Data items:
[Start of section]
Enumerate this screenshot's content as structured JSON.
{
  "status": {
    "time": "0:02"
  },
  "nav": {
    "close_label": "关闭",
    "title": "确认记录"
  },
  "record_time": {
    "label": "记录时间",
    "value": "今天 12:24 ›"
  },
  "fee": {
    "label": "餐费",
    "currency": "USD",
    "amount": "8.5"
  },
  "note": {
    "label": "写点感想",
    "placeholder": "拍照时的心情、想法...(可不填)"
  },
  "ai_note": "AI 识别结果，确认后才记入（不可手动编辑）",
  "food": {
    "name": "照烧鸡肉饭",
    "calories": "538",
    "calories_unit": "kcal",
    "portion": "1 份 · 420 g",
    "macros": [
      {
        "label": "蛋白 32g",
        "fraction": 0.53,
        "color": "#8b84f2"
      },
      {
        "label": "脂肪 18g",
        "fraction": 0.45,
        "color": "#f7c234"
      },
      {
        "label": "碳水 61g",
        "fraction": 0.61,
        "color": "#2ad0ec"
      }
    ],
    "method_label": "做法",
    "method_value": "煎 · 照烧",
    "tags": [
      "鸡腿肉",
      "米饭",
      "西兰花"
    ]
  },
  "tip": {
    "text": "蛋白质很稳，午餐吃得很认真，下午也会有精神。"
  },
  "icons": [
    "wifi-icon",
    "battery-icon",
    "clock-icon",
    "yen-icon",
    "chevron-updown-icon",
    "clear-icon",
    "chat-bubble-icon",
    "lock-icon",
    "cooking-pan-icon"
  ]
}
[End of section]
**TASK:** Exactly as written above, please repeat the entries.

**YOUR SOLUTION:**
Enumerate this screenshot's content as structured JSON.
{
  "status": {
    "time": "0:02"
  },
  "nav": {
    "close_label": "关闭",
    "title": "确认记录"
  },
  "record_time": {
    "label": "记录时间",
    "value": "今天 12:24 ›"
  },
  "fee": {
    "label": "餐费",
    "currency": "USD",
    "amount": "8.5"
  },
  "note": {
    "label": "写点感想",
    "placeholder": "拍照时的心情、想法...(可不填)"
  },
  "ai_note": "AI 识别结果，确认后才记入（不可手动编辑）",
  "food": {
    "name": "照烧鸡肉饭",
    "calories": "538",
    "calories_unit": "kcal",
    "portion": "1 份 · 420 g",
    "macros": [
      {
        "label": "蛋白 32g",
        "fraction": 0.53,
        "color": "#8b84f2"
      },
      {
        "label": "脂肪 18g",
        "fraction": 0.45,
        "color": "#f7c234"
      },
      {
        "label": "碳水 61g",
        "fraction": 0.61,
        "color": "#2ad0ec"
      }
    ],
    "method_label": "做法",
    "method_value": "煎 · 照烧",
    "tags": [
      "鸡腿肉",
      "米饭",
      "西兰花"
    ]
  },
  "tip": {
    "text": "蛋白质很稳，午餐吃得很认真，下午也会有精神。"
  },
  "icons": [
    "wifi-icon",
    "battery-icon",
    "clock-icon",
    "yen-icon",
    "chevron-updown-icon",
    "clear-icon",
    "chat-bubble-icon",
    "lock-icon",
    "cooking-pan-icon"
  ]
}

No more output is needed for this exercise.